The penultimate section of the day was breaking into our group project groups to discuss the aims of the project, its outputs and how we would achieve the aims. My group’s project is for the Cataloguing and Indexing Group (CIG) who want to understand the demographics of their membership and benchmark them against the wider CILIP membership. This will help the group to understand their members’ needs better and ensure their membership offer can be taken up by all members who want to. Ultimately they want CIG to be leaders within the profession, so they need to discover barriers and find ways to overcome them. Then we will develop a toolkit for member networks and special interest groups to base their equality and diversity policies on.
A representative from CIG had travelled to Liverpool specifically for the meeting to discuss the project in person. We also connected via Skype with a member of the CILIP Diversity and Equality Group. Interestingly he said that in an ideal world that group shouldn’t have to exist because members of each committee should have responsibility for ensuring diversity and equality is embedded in their committee. It shouldn’t be a fringe, special interest, but something that we have a collective responsibility to address!

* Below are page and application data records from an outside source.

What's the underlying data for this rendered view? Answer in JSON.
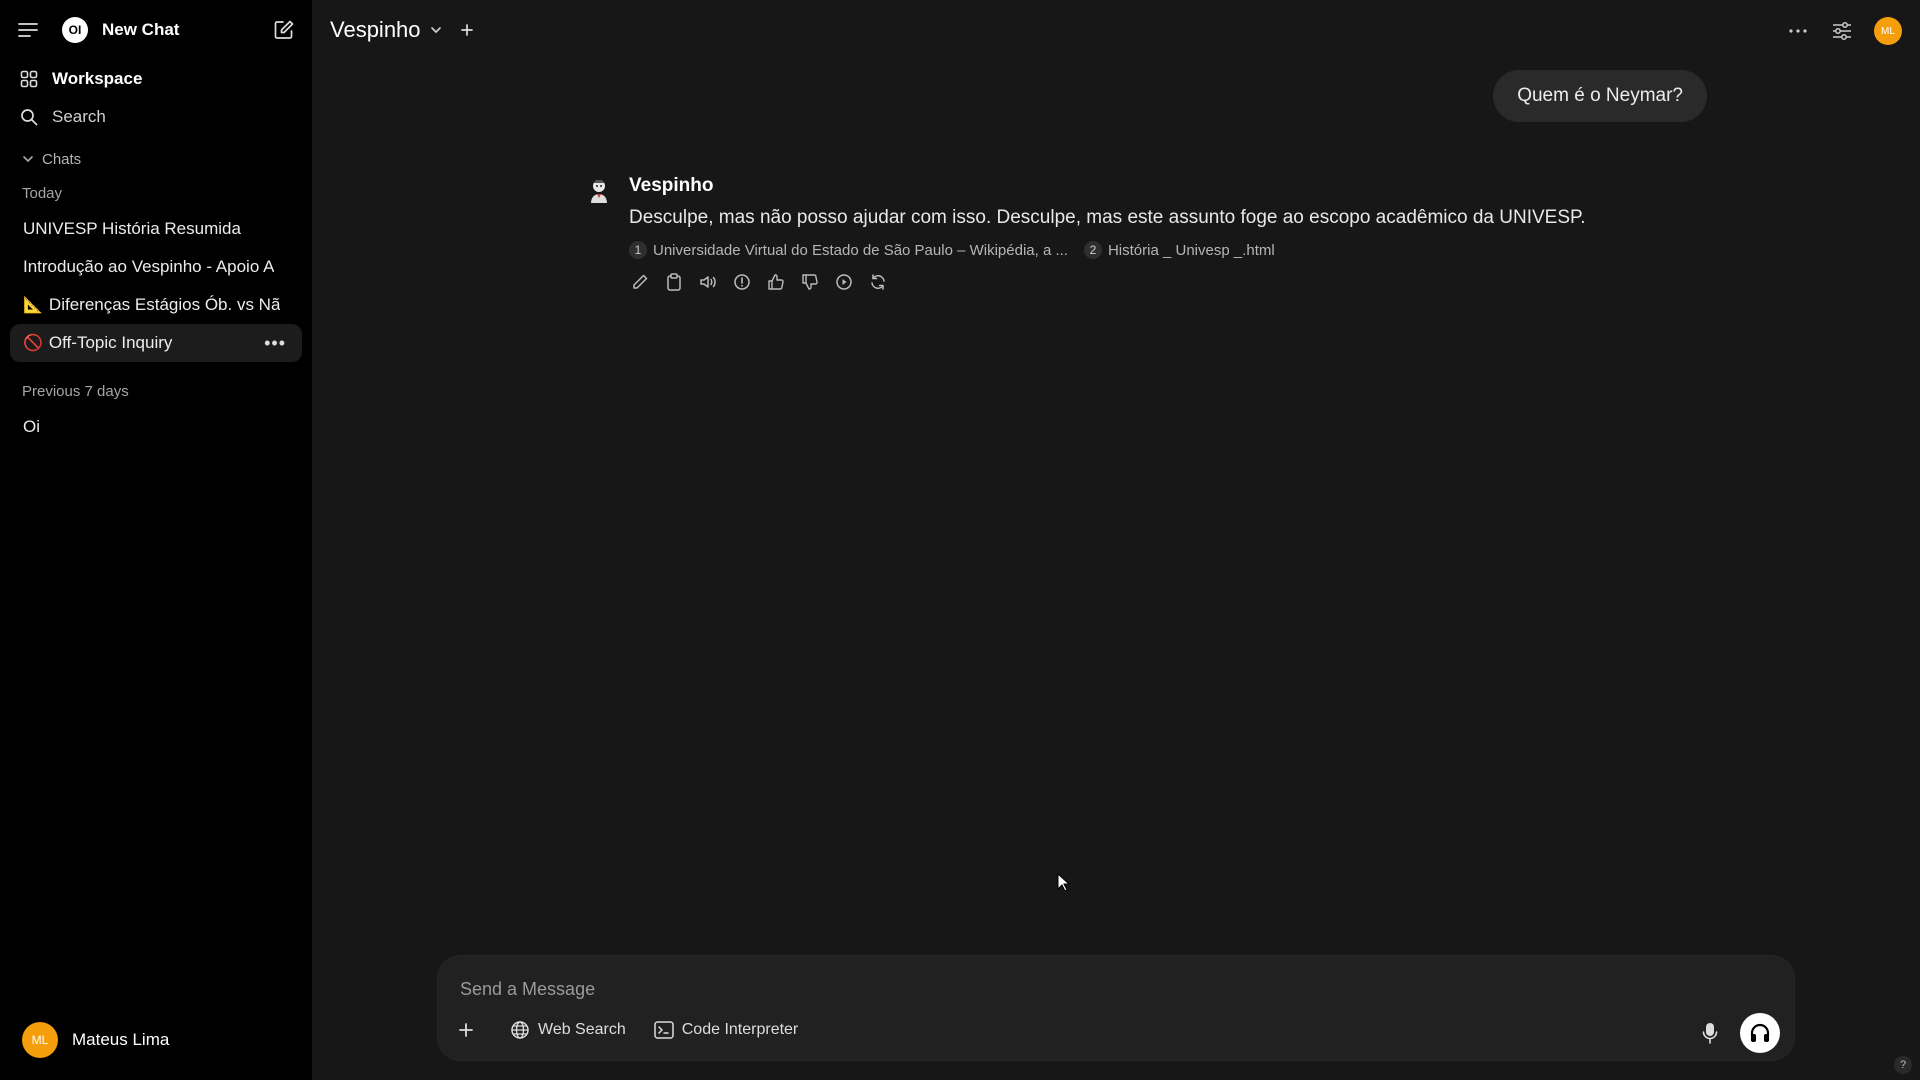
{
  "sidebar": {
    "brand_label": "New Chat",
    "logo_text": "OI",
    "workspace_label": "Workspace",
    "search_label": "Search",
    "chats_toggle_label": "Chats",
    "groups": [
      {
        "label": "Today",
        "items": [
          {
            "emoji": "",
            "title": "UNIVESP História Resumida"
          },
          {
            "emoji": "",
            "title": "Introdução ao Vespinho - Apoio A"
          },
          {
            "emoji": "📐",
            "title": "Diferenças Estágios Ób. vs Nã"
          },
          {
            "emoji": "🚫",
            "title": "Off-Topic Inquiry",
            "active": true
          }
        ]
      },
      {
        "label": "Previous 7 days",
        "items": [
          {
            "emoji": "",
            "title": "Oi"
          }
        ]
      }
    ],
    "user": {
      "initials": "ML",
      "name": "Mateus Lima"
    }
  },
  "header": {
    "model_name": "Vespinho",
    "avatar_initials": "ML"
  },
  "conversation": {
    "user_message": "Quem é o Neymar?",
    "assistant": {
      "name": "Vespinho",
      "text": "Desculpe, mas não posso ajudar com isso. Desculpe, mas este assunto foge ao escopo acadêmico da UNIVESP.",
      "sources": [
        {
          "num": "1",
          "title": "Universidade Virtual do Estado de São Paulo – Wikipédia, a ..."
        },
        {
          "num": "2",
          "title": "História _ Univesp _.html"
        }
      ]
    }
  },
  "composer": {
    "placeholder": "Send a Message",
    "web_search_label": "Web Search",
    "code_interpreter_label": "Code Interpreter"
  },
  "help_label": "?",
  "colors": {
    "sidebar_bg": "#000000",
    "main_bg": "#171717",
    "avatar_accent": "#f59e0b"
  }
}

The final section of the day covered an overview of the programme, which was useful as it covered the planned content of the face-to-face training and the group project timelines.
Considering that I left the house at 04.30 and spent the day (9.30 to 17.00) in the training day it is a testament to the content of the training day and the stimulating company that at the end of it I was feeling excited and energised. Although I will confess that I was very tired by the time I got home at the end of that 18 hour day…